**Brief**
Check each line of the data, and copy those where "Plate" appears.

========================

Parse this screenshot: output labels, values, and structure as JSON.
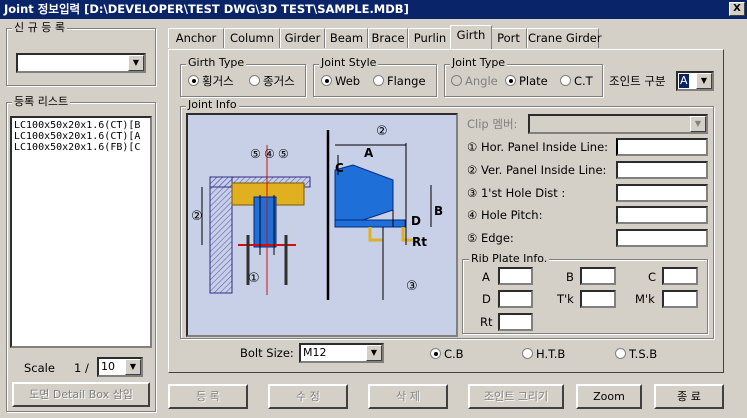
{
  "window": {
    "title": "Joint 정보입력  [D:\\DEVELOPER\\TEST DWG\\3D TEST\\SAMPLE.MDB]",
    "close_label": "X"
  },
  "left": {
    "new_reg_label": "신 규 등 록",
    "new_reg_value": "",
    "reg_list_label": "등록 리스트",
    "reg_list": [
      "LC100x50x20x1.6(CT)[B",
      "LC100x50x20x1.6(CT)[A",
      "LC100x50x20x1.6(FB)[C"
    ],
    "scale_label": "Scale",
    "scale_prefix": "1 /",
    "scale_value": "10",
    "detail_box_btn": "도면 Detail Box 삽입"
  },
  "tabs": [
    "Anchor",
    "Column",
    "Girder",
    "Beam",
    "Brace",
    "Purlin",
    "Girth",
    "Port",
    "Crane Girder"
  ],
  "active_tab": "Girth",
  "girth_type": {
    "label": "Girth Type",
    "opt1": "횡거스",
    "opt2": "종거스",
    "selected": "횡거스"
  },
  "joint_style": {
    "label": "Joint Style",
    "opt1": "Web",
    "opt2": "Flange",
    "selected": "Web"
  },
  "joint_type": {
    "label": "Joint Type",
    "opt1": "Angle",
    "opt2": "Plate",
    "opt3": "C.T",
    "selected": "Plate"
  },
  "joint_div": {
    "label": "조인트 구분",
    "value": "A"
  },
  "joint_info": {
    "label": "Joint Info",
    "clip_label": "Clip 멤버:",
    "clip_value": "",
    "fields": [
      {
        "label": "① Hor. Panel Inside Line:",
        "value": ""
      },
      {
        "label": "② Ver. Panel Inside Line:",
        "value": ""
      },
      {
        "label": "③ 1'st Hole Dist :",
        "value": ""
      },
      {
        "label": "④ Hole Pitch:",
        "value": ""
      },
      {
        "label": "⑤ Edge:",
        "value": ""
      }
    ],
    "rib_label": "Rib Plate Info.",
    "rib": {
      "A": "A",
      "B": "B",
      "C": "C",
      "D": "D",
      "Tk": "T'k",
      "Mk": "M'k",
      "Rt": "Rt"
    }
  },
  "diagram": {
    "n1": "①",
    "n2": "②",
    "n3": "③",
    "n4": "④",
    "n5": "⑤",
    "A": "A",
    "B": "B",
    "C": "C",
    "D": "D",
    "Rt": "Rt"
  },
  "bolt": {
    "label": "Bolt Size:",
    "value": "M12",
    "opt1": "C.B",
    "opt2": "H.T.B",
    "opt3": "T.S.B",
    "selected": "C.B"
  },
  "buttons": {
    "register": "등 록",
    "modify": "수 정",
    "delete": "삭 제",
    "draw": "조인트 그리기",
    "zoom": "Zoom",
    "exit": "종 료"
  },
  "colors": {
    "titlebar": "#0a246a",
    "face": "#d4d0c8",
    "diagram_bg": "#c8d0e8",
    "member_blue": "#1e6fd8",
    "purlin_yellow": "#e0b020",
    "hatch": "#6060b0"
  }
}
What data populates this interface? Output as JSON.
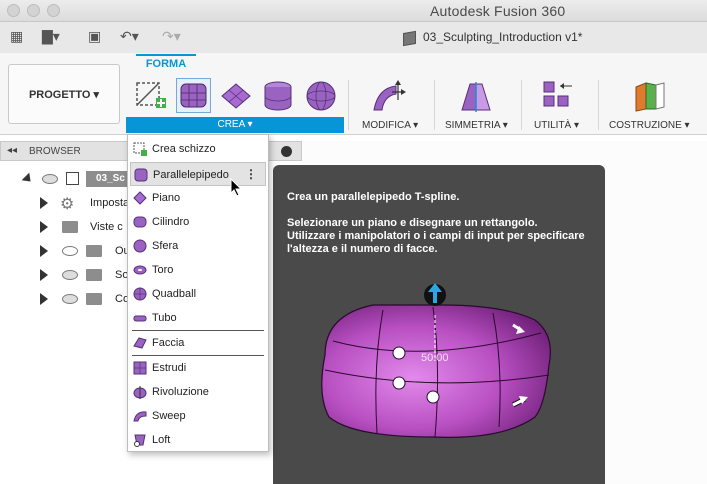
{
  "window": {
    "title": "Autodesk Fusion 360"
  },
  "document": {
    "title": "03_Sculpting_Introduction v1*"
  },
  "ribbon": {
    "active_tab": "FORMA",
    "project_button": "PROGETTO ▾",
    "crea_label": "CREA ▾",
    "groups": [
      {
        "label": "MODIFICA ▾"
      },
      {
        "label": "SIMMETRIA ▾"
      },
      {
        "label": "UTILITÀ ▾"
      },
      {
        "label": "COSTRUZIONE ▾"
      }
    ]
  },
  "browser": {
    "header": "BROWSER",
    "root": "03_Sc",
    "items": [
      {
        "label": "Imposta"
      },
      {
        "label": "Viste c"
      },
      {
        "label": "Ou"
      },
      {
        "label": "So"
      },
      {
        "label": "Co"
      }
    ]
  },
  "menu": {
    "items": [
      {
        "label": "Crea schizzo",
        "icon": "sketch-icon"
      },
      {
        "label": "Parallelepipedo",
        "icon": "box-icon"
      },
      {
        "label": "Piano",
        "icon": "plane-icon"
      },
      {
        "label": "Cilindro",
        "icon": "cylinder-icon"
      },
      {
        "label": "Sfera",
        "icon": "sphere-icon"
      },
      {
        "label": "Toro",
        "icon": "torus-icon"
      },
      {
        "label": "Quadball",
        "icon": "quadball-icon"
      },
      {
        "label": "Tubo",
        "icon": "pipe-icon"
      },
      {
        "label": "Faccia",
        "icon": "face-icon"
      },
      {
        "label": "Estrudi",
        "icon": "extrude-icon"
      },
      {
        "label": "Rivoluzione",
        "icon": "revolve-icon"
      },
      {
        "label": "Sweep",
        "icon": "sweep-icon"
      },
      {
        "label": "Loft",
        "icon": "loft-icon"
      }
    ],
    "kebab": "⋮"
  },
  "tooltip": {
    "title": "Crea un parallelepipedo T-spline.",
    "body": "Selezionare un piano e disegnare un rettangolo. Utilizzare i manipolatori o i campi di input per specificare l'altezza e il numero di facce.",
    "dimension": "50.00"
  },
  "colors": {
    "accent": "#0696d7",
    "tooltip_bg": "#4a4a4a",
    "tspline": "#b84fc2"
  }
}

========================

**Answer**
    "opt2": "Plate",
    "selected": "Plate"
    "rib_label": "Rib Plate Info.",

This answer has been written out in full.